Data excerpts:
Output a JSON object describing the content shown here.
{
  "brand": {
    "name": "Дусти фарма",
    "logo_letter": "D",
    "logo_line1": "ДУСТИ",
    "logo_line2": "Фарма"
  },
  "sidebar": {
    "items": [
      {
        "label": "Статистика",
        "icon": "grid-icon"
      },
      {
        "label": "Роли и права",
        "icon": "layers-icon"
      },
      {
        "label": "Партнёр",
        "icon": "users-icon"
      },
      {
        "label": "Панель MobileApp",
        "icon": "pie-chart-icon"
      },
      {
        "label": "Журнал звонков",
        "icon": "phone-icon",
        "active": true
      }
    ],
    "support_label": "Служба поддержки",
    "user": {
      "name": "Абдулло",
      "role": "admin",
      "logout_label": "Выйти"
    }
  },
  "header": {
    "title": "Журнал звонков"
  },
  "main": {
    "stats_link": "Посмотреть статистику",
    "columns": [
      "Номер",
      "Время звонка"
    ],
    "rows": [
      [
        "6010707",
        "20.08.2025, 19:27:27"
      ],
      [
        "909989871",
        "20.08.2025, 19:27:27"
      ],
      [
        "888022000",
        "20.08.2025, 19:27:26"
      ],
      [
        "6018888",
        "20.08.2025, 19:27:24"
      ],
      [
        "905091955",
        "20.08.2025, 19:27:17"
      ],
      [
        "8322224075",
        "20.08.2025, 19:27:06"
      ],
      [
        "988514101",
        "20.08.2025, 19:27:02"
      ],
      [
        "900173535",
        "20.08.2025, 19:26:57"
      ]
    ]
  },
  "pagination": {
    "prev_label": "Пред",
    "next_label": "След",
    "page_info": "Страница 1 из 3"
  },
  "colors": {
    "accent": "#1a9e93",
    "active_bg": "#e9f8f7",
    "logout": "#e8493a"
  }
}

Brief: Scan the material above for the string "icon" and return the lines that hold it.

Solution to the problem:
        "icon": "grid-icon"
        "icon": "layers-icon"
        "icon": "users-icon"
        "icon": "pie-chart-icon"
        "icon": "phone-icon",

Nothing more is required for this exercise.